Sullivan’s timing in combing through resumes was a calculated maneuver.

“We want to be able to start interviewing early, “ he said.

Sullivan said early interviews allow administrators to have more time to review applicants, resulting in better hires.

Interviews for new applicants could begin as early as the last week in April or the first week of June, Sullivan said.

April 15, was the deadline for school districts statewide to notify teachers whose contracts would not be renewed.

Sullivan said in Adams County 20 teachers received such notification.

Of those 20, 19 had one-year teaching contracts with the district.

Only one of the 20 was on a five-year contract.

Sullivan said statewide districts employ approximately 2,000 teachers with one-year contracts.

The one-year contracts are meant as a way for non-certified teachers to work while they attain certification.

Sullivan said for a variety of reasons most of the 19, had not met the requirements to become fully certified.

But hopefully one-year contract extensions and renewals should not be a problem for the coming school year.

Sullivan said the applicant pool he plans to interview will already be certified and eligible for five-year contracts.

“They’ll be ready to go,” he said.

In addition, Sullivan said a shortage of teachers across Mississippi will not negatively impact Natchez.

“Natchez has a lot to offer,” he said. “It’s a good place to live.”

Sullivan said rural counties across the state often have difficulty recruiting new teachers because of a lack of social activities and available housing in the areas.

Conversely larger areas also have difficulties hiring new teachers because they simply have a need for too many and cannot find enough teachers.

Natchez rests between the two areas to its own benefit Sullivan said.

Morris said ideal candidates for the district will be able to meet the needs of a diverse range of students.

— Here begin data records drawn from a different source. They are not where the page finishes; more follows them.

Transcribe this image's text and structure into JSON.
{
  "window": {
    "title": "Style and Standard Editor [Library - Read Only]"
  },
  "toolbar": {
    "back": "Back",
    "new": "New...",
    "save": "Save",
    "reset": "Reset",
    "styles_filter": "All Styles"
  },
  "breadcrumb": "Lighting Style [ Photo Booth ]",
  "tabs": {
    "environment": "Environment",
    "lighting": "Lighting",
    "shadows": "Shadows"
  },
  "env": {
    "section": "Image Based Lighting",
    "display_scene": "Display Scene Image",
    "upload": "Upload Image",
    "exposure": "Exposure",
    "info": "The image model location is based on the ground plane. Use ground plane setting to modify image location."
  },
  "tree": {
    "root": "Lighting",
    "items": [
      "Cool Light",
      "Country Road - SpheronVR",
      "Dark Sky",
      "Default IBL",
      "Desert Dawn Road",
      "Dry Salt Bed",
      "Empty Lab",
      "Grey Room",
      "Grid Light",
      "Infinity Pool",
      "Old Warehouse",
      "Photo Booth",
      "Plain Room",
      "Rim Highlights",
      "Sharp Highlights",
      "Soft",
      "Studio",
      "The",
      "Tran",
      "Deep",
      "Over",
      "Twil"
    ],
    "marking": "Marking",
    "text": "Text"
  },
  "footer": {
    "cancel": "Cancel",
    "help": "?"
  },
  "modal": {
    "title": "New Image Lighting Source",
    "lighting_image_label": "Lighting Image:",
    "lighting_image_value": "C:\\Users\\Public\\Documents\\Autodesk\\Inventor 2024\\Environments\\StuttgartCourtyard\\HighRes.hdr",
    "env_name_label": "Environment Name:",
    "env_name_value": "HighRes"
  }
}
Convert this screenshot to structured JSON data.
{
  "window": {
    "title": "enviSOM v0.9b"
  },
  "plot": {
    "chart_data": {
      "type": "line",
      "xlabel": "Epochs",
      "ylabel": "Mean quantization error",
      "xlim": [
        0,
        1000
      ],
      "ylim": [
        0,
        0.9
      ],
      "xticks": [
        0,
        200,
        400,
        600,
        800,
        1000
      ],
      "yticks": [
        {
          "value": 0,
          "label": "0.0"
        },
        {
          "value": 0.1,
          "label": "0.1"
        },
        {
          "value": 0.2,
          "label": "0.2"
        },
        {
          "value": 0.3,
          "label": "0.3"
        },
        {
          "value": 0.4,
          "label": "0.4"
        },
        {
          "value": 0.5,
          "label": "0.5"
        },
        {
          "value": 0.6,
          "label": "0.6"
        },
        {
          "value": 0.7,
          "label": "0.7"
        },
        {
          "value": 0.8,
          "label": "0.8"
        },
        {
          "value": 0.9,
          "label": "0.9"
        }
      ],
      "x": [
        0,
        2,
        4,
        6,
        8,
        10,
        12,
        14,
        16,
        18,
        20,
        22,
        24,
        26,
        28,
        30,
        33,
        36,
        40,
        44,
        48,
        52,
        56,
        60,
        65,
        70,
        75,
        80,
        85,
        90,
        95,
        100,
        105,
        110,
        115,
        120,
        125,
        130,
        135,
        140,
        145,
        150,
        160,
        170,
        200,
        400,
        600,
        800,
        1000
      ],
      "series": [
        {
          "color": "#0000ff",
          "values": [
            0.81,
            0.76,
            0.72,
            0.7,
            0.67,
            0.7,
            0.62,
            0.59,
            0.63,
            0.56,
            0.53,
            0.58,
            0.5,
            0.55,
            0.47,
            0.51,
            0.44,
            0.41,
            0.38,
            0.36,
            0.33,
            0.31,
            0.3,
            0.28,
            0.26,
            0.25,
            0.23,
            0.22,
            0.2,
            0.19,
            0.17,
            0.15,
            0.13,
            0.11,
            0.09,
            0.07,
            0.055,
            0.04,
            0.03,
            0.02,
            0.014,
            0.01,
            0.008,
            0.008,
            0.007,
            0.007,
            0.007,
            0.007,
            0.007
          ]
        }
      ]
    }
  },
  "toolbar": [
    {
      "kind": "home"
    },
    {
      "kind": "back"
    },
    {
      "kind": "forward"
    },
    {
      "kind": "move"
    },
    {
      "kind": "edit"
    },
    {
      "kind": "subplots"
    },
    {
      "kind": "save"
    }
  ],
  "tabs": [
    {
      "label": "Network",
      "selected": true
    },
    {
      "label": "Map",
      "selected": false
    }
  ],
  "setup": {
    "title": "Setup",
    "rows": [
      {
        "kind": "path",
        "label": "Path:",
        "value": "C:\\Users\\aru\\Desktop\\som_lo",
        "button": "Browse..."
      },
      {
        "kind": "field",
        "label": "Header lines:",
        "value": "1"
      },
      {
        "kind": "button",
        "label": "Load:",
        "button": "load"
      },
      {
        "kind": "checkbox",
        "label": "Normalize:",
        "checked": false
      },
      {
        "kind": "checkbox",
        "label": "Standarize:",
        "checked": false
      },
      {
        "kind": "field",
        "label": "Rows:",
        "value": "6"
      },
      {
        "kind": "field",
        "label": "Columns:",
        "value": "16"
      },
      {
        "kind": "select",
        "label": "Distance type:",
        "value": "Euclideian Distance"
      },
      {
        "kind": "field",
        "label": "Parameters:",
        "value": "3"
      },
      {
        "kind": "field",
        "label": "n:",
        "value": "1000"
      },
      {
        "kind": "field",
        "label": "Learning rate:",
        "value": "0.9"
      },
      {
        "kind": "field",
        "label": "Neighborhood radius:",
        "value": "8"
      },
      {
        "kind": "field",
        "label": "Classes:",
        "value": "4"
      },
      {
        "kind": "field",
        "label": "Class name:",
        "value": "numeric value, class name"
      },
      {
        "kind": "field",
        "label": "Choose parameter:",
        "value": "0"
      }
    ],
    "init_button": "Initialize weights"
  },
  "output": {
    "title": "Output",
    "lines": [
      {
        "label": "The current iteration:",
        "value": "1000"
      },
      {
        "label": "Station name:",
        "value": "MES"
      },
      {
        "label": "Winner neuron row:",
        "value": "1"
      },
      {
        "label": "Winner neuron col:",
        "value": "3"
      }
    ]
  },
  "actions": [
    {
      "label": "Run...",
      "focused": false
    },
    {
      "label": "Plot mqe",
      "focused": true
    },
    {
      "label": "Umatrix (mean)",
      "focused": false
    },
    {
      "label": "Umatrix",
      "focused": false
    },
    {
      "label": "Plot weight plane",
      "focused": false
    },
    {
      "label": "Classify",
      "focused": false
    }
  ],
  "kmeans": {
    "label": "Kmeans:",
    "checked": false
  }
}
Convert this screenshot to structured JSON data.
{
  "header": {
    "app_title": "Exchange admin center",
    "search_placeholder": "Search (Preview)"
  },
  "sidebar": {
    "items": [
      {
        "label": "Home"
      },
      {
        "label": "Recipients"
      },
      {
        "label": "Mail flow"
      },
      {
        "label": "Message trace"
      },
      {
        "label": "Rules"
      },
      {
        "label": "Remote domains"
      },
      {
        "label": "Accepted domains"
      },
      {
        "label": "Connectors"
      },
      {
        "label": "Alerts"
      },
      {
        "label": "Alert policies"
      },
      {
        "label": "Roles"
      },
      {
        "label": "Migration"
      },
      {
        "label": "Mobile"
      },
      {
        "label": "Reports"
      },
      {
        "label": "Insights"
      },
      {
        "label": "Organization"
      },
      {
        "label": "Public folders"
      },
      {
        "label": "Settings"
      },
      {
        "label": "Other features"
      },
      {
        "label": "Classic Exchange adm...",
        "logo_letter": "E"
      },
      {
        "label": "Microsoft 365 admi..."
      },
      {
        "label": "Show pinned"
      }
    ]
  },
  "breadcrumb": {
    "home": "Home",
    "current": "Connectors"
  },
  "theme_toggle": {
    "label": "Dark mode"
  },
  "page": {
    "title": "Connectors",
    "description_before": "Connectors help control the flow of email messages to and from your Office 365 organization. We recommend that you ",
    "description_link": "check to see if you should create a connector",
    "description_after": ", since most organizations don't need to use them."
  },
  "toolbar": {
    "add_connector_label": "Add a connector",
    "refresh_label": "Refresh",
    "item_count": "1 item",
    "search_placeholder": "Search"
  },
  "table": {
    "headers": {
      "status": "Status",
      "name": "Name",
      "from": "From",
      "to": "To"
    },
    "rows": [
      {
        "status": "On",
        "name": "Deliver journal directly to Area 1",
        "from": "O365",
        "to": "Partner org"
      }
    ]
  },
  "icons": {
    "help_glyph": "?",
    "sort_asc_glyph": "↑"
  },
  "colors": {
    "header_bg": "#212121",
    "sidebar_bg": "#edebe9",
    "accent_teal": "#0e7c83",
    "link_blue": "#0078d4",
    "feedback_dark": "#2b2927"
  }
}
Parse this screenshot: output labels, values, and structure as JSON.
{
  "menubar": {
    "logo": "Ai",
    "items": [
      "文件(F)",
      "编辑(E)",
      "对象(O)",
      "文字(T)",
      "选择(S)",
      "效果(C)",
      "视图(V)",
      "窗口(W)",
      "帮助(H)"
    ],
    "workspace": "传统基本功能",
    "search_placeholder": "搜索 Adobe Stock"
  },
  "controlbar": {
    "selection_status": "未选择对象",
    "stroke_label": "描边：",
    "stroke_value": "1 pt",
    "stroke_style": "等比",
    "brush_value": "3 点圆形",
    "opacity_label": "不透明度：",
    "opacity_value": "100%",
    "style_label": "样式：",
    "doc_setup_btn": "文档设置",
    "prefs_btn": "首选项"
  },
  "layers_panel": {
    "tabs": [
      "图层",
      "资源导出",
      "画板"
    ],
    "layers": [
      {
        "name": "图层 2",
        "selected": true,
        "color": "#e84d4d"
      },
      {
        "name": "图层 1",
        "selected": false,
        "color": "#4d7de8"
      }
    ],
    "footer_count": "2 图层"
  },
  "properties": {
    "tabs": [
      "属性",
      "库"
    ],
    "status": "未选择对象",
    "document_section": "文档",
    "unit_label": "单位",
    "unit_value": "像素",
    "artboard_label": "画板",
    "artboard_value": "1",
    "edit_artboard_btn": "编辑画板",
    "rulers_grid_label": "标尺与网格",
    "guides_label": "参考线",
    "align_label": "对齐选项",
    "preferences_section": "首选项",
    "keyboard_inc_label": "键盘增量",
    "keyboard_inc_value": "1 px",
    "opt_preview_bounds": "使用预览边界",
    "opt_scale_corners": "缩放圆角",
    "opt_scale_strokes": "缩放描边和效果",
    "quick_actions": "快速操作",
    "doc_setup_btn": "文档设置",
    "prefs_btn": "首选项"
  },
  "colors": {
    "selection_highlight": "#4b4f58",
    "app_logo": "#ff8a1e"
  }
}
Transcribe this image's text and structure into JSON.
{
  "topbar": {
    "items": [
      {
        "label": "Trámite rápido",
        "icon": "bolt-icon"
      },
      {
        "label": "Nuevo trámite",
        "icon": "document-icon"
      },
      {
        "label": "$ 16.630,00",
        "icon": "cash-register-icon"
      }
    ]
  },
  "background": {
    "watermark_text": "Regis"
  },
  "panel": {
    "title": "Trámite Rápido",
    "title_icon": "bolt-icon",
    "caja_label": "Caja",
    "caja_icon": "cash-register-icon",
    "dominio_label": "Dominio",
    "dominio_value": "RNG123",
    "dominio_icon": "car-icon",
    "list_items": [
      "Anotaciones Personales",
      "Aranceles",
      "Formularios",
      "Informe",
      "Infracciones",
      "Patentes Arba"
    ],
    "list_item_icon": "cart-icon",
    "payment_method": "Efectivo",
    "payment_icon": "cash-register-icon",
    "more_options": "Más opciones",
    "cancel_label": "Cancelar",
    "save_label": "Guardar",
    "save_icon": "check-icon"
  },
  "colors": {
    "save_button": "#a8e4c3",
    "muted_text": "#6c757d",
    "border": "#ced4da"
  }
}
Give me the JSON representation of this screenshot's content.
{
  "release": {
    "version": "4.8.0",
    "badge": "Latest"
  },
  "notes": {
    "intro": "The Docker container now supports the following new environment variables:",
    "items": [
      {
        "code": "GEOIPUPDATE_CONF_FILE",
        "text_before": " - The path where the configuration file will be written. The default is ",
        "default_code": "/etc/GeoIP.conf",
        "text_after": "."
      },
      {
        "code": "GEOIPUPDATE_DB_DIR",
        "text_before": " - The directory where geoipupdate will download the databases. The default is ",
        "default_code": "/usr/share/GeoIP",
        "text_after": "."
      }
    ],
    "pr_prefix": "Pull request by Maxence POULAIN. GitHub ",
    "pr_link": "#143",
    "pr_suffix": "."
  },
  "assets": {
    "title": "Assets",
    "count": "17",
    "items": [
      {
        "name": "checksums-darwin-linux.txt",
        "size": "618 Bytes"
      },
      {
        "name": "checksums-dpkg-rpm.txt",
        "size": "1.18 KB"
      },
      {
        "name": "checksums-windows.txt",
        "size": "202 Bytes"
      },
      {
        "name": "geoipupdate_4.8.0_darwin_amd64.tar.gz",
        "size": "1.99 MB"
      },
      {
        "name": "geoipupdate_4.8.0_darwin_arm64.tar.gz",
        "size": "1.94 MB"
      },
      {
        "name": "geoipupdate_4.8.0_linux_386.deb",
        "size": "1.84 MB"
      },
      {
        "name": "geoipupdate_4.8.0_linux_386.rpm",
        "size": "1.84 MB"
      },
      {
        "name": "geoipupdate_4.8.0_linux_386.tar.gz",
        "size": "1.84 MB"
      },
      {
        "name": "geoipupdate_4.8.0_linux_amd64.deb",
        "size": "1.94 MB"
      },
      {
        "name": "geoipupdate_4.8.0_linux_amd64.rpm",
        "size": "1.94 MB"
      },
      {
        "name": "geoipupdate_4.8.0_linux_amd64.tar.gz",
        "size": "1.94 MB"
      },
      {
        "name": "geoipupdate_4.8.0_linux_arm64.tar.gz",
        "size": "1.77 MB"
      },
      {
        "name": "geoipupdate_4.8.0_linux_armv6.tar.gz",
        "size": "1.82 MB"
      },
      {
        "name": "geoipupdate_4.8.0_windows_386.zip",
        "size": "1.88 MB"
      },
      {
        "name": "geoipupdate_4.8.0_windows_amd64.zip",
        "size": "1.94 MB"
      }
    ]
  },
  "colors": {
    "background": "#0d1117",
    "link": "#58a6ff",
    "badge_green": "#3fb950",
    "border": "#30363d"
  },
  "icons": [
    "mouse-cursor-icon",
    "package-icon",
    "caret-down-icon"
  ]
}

Morris said that diversity includes individual learning ability and socioeconomic background.

But most importantly he said, “They must have a commitment to young people.”